Shenzhou 15 crew share memorable moments from Tiangong Station mission

TECH SPACE
LeoStella and Hera Systems Establish Strategic Alliance

Viasat provides status update on Inmarsat-6 F2

Pentagon awards contracts for next 'swarm' of tiny missile defense satellites

Atlas Credit Partners provides $100M strategic financing to AST SpaceMobile

TECH SPACE
NASA to demonstrate laser communications from Space Station

UNIDIR and SWF Introduce the Space Security Lexicon: Bridging the Gap in Space Terminology

AI revolution in video games has industry players treading warily

Investigation onboard ISS seeks new insights into cooling technology for electronics

TECH SPACE
Study explains how part of the nucleolus evolved

Size dependence and the collisional dynamics of protoplanetary dust growth

A "Jupiter" hotter than the Sun

Watch an exoplanet's 17-year journey around its star

TECH SPACE
Neptune's Disappearing Clouds Linked to the Solar Cycle

The Road to Jupiter: Two decades of trajectory optimization

NASA's Europa probe gets a hotline to Earth

All Eyes on the Ice Giants

Subscribe Free To Our Daily Newsletters

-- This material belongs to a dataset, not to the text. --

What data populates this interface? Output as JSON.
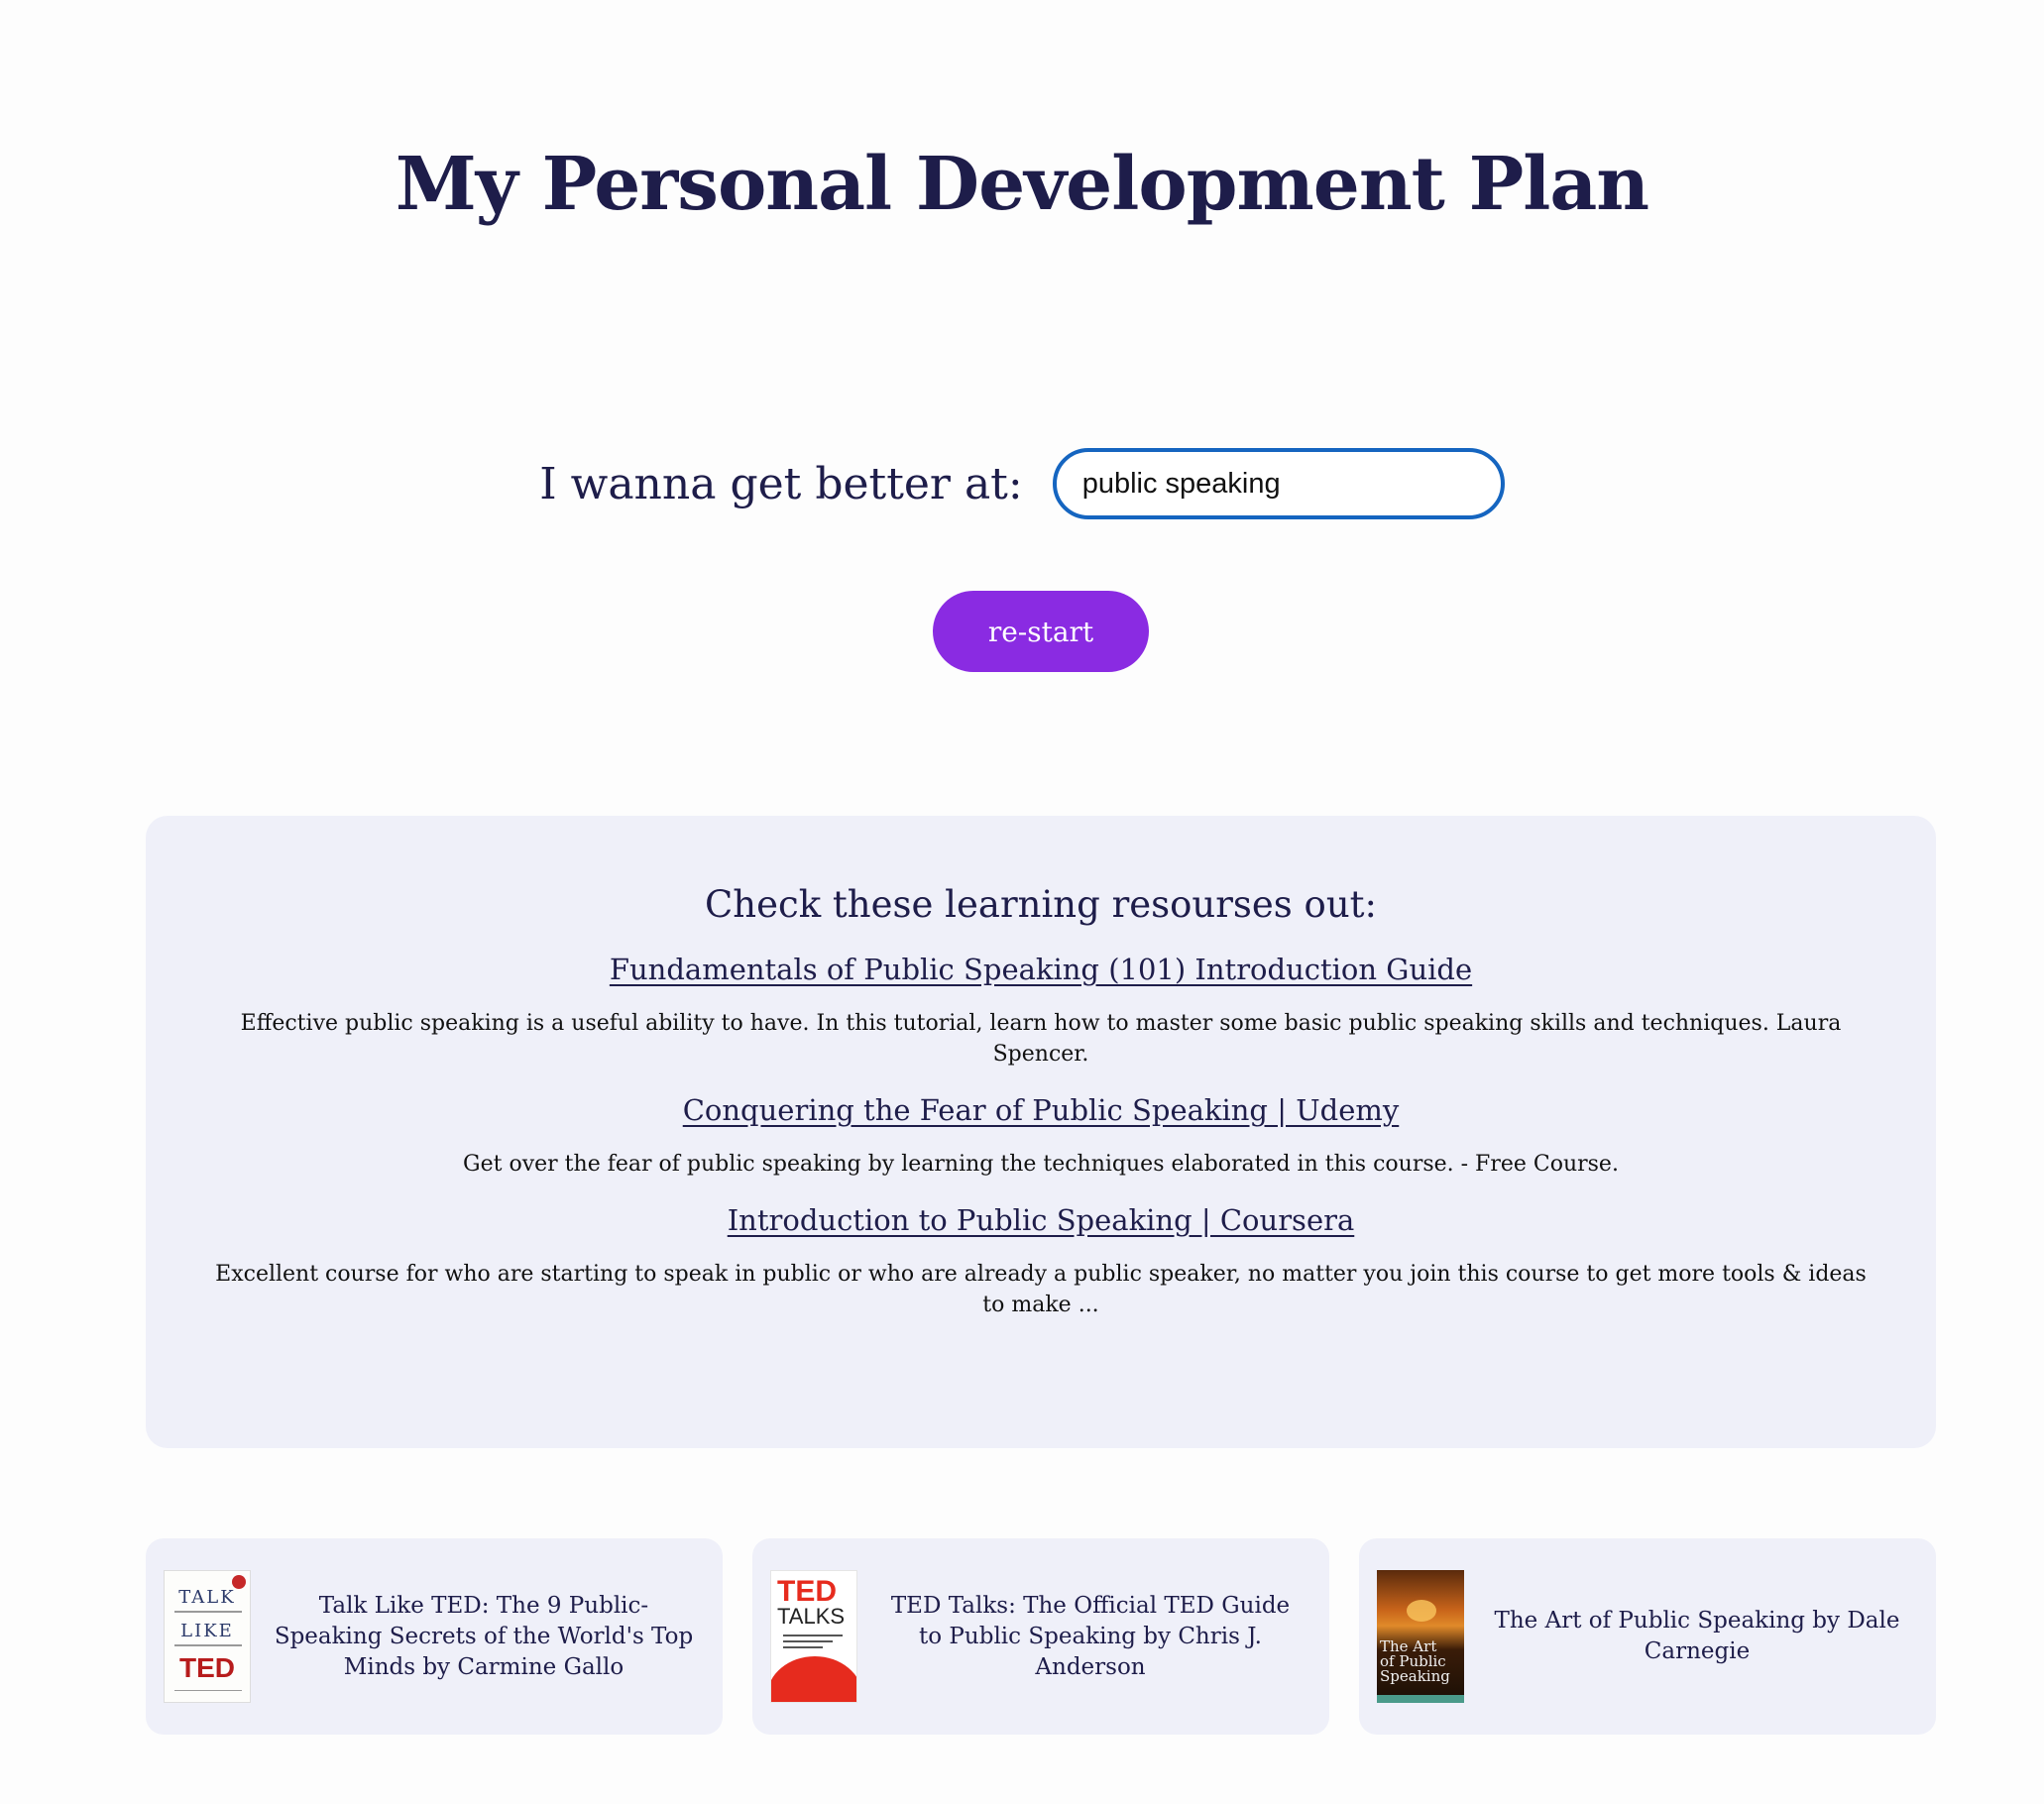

The content herein, unless otherwise known to be public domain, are Copyright 1995-2024 - Space Media Network. All websites are published in Australia and are solely subject to Australian law and governed by Fair Use principals for news reporting and research purposes. AFP, UPI and IANS news wire stories are copyright Agence France-Presse, United Press International and Indo-Asia News Service. ESA news reports are copyright European Space Agency. All NASA sourced material is public domain. Additional copyrights may apply in whole or part to other bona fide parties. All articles labeled "by Staff Writers" include reports supplied to Space Media Network by industry news wires, PR agencies, corporate press officers and the like. Such articles are individually curated and edited by Space Media Network staff on the basis of the report's information value to our industry and professional readership. Advertising does not imply endorsement, agreement or approval of any opinions, statements or information provided by Space Media Network on any Web page published or hosted by Space Media Network. General Data Protection Regulation (GDPR) Statement Our advertisers use various cookies and the like to deliver the best ad banner available at one time. All network advertising suppliers have GDPR policies (Legitimate Interest) that conform with EU regulations for data collection. By using our websites you consent to cookie based advertising. If you do not agree with this then you must stop using the websites from May 25, 2018. Privacy Statement. Additional information can be found here at About Us.